Prevention of Depression After a Concussion

Prevention of Depression After a Concussion

While not all cases of depression after a concussion can be prevented, there are steps that can be taken to reduce the risk of developing depression after a concussion. Here are some tips:

  1. Take care of your physical health: Getting enough sleep, eating a healthy diet, and engaging in physical activity can help to promote overall health and well-being, which can reduce the risk of developing depression after a concussion.
  2. Seek professional help if needed: If you are experiencing symptoms of depression after a concussion, seek professional help as soon as possible. A healthcare professional can assess your symptoms and provide appropriate treatment and support.
  3. Stay connected with others: Social support can be an important factor in promoting mental health and reducing the risk of depression after a concussion. Stay connected with friends and family, and consider joining a support group for those who have experienced a concussion.
  4. Take time to rest: Rest is an important part of recovery after a concussion, and it can also help to reduce the risk of developing depression. Be sure to follow your doctor’s recommendations for rest and avoid activities that may exacerbate symptoms.

It’s also important to follow your doctor’s recommendations for recovery after a concussion. This may include taking time off work or school, avoiding physical activity or sports for a period of time, and engaging in rehabilitation or physical therapy as needed. By following your doctor’s recommendations, you can help to ensure that you are giving your brain the time and support it needs to heal and reduce the risk of developing depression.

Conclusion

In conclusion, there is a growing body of evidence to suggest that there is a link between concussion and depression. Biological and psychological factors can contribute to the development of depression after a concussion, and there are several risk factors that can increase the likelihood of developing depression after a concussion.

It’s important for those who have experienced a concussion to be aware of the potential risks of developing depression and to seek professional help if they are experiencing symptoms of depression. Treatment options for depression after a concussion can include medication, therapy, and rest and self-care. Additionally, there are steps that can be taken to reduce the risk of developing depression after a concussion, such as taking care of physical health, seeking professional help, staying connected with others, and following doctor’s recommendations for recovery.

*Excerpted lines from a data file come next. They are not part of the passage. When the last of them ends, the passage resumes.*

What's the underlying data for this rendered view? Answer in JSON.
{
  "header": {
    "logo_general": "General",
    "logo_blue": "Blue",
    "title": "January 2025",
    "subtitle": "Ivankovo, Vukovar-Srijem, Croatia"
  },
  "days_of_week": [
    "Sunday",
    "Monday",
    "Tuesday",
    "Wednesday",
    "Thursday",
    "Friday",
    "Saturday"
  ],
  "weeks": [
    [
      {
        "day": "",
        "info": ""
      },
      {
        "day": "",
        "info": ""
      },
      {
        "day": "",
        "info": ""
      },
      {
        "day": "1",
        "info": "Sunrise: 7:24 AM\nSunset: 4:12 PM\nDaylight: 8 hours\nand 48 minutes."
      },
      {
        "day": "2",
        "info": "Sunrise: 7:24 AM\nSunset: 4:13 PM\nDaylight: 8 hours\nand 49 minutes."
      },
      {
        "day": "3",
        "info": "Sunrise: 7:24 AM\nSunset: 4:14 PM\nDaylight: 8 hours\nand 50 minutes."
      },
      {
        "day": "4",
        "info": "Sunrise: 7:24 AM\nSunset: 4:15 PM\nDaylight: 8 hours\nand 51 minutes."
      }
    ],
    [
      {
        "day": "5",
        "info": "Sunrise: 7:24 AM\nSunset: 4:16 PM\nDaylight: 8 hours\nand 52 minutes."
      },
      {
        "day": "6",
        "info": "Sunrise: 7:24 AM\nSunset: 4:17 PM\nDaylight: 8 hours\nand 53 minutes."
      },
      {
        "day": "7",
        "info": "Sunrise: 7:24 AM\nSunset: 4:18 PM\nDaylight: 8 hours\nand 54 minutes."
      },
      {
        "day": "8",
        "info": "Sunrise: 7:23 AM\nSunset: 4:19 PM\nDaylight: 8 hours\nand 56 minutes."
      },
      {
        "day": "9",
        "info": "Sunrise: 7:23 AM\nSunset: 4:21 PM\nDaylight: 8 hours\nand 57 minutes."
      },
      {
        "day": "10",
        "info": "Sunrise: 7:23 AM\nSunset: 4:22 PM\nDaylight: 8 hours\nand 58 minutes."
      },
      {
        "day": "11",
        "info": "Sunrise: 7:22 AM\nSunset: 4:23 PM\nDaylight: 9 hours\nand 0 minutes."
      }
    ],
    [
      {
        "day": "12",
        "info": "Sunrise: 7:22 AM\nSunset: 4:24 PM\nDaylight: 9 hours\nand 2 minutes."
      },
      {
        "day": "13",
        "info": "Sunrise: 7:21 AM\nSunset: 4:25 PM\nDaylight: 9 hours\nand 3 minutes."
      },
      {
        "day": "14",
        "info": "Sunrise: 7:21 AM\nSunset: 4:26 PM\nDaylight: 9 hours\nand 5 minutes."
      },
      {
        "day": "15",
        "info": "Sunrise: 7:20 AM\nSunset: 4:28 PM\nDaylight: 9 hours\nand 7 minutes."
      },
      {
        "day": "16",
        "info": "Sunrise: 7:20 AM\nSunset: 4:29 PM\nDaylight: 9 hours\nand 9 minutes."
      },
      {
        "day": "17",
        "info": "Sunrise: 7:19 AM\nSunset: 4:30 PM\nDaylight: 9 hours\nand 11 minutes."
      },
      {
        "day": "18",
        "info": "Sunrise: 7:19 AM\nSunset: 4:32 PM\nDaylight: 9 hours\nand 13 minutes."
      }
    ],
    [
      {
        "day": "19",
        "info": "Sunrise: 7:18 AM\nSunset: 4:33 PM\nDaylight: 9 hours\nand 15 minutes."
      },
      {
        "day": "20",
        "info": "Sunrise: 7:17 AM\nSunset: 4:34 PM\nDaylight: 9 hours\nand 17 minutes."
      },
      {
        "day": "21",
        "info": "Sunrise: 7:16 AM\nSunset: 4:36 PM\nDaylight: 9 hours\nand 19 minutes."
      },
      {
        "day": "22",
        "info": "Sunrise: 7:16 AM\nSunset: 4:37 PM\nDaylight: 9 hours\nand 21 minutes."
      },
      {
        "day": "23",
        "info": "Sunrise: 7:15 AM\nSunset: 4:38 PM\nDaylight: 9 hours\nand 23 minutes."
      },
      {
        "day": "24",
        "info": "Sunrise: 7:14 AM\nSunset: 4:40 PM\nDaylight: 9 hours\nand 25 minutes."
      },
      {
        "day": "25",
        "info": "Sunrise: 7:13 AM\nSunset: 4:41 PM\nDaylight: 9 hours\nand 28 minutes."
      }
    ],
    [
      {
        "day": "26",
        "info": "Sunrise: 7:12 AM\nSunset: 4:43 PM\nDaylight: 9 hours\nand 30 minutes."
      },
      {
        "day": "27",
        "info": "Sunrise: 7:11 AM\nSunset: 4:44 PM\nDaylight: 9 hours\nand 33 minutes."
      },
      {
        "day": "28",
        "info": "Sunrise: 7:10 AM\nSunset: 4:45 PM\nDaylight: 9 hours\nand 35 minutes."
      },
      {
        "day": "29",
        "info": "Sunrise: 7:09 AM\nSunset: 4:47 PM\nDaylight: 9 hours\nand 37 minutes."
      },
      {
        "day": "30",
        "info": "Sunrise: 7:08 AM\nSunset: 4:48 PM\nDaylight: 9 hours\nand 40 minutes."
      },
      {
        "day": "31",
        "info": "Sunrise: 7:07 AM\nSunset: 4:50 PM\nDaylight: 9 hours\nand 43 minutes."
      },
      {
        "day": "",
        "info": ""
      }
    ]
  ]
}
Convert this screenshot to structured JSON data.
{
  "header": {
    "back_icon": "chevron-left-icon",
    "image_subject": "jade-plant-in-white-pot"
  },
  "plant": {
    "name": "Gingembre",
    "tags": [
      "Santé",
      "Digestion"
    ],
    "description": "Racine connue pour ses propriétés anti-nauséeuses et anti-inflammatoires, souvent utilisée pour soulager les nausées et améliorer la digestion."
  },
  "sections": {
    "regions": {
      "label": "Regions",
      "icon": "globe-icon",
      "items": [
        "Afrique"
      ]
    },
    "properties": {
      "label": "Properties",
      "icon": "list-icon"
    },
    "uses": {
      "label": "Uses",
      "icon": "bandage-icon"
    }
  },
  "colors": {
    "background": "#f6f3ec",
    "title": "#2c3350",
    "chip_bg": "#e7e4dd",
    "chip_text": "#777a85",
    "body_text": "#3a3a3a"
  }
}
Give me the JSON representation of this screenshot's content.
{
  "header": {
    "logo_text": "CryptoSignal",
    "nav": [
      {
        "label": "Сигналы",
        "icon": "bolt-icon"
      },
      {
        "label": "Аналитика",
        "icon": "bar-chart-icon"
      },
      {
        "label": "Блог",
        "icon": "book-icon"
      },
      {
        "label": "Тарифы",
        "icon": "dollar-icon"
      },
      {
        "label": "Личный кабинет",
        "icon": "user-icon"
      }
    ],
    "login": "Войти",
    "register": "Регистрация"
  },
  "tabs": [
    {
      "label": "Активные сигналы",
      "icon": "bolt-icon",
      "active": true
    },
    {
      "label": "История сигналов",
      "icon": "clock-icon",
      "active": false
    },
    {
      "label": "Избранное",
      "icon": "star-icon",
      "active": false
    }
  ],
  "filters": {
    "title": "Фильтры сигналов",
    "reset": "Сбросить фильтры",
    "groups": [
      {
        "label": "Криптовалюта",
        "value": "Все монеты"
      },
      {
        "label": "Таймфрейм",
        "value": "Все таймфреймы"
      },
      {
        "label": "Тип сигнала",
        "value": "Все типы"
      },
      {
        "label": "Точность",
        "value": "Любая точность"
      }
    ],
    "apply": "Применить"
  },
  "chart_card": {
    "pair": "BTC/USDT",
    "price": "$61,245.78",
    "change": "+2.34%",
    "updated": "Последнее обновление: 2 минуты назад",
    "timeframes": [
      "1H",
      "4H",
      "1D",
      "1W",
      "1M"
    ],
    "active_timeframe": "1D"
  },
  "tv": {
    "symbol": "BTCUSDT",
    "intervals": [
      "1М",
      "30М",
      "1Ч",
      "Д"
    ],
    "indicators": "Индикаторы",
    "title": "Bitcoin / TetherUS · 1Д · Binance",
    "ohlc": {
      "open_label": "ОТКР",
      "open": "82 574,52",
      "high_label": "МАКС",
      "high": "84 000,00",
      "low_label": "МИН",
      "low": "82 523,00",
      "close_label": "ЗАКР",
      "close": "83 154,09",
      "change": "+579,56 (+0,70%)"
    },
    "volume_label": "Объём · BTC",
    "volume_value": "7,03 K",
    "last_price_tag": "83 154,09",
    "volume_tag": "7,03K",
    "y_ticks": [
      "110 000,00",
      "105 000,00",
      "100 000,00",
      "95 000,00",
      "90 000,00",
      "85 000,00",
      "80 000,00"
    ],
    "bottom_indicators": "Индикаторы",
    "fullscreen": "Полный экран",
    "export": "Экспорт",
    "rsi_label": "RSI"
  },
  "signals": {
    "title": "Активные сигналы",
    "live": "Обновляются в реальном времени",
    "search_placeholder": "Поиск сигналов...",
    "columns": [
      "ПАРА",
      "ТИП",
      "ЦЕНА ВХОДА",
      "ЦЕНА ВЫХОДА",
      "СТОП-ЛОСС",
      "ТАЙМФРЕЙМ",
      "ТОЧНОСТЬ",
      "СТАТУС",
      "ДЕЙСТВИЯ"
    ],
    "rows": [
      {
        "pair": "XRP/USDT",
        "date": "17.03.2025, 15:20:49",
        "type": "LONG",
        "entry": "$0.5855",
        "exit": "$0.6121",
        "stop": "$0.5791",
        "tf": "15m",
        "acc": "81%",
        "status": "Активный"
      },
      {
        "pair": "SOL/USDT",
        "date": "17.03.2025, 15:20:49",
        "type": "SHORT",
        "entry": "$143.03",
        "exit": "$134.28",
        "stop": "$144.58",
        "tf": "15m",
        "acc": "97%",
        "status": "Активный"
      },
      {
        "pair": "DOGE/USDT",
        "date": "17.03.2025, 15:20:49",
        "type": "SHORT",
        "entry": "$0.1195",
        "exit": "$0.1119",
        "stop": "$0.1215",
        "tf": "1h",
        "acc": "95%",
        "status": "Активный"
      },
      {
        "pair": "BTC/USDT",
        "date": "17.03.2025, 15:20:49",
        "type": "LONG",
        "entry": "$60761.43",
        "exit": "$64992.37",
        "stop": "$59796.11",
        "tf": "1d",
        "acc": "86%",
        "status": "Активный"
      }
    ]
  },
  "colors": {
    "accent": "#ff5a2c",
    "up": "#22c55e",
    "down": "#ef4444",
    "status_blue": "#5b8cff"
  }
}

By understanding the link between concussion and depression and taking proactive steps to manage symptoms and promote healing, those who have experienced a concussion can reduce the risk of developing depression and improve their overall quality of life.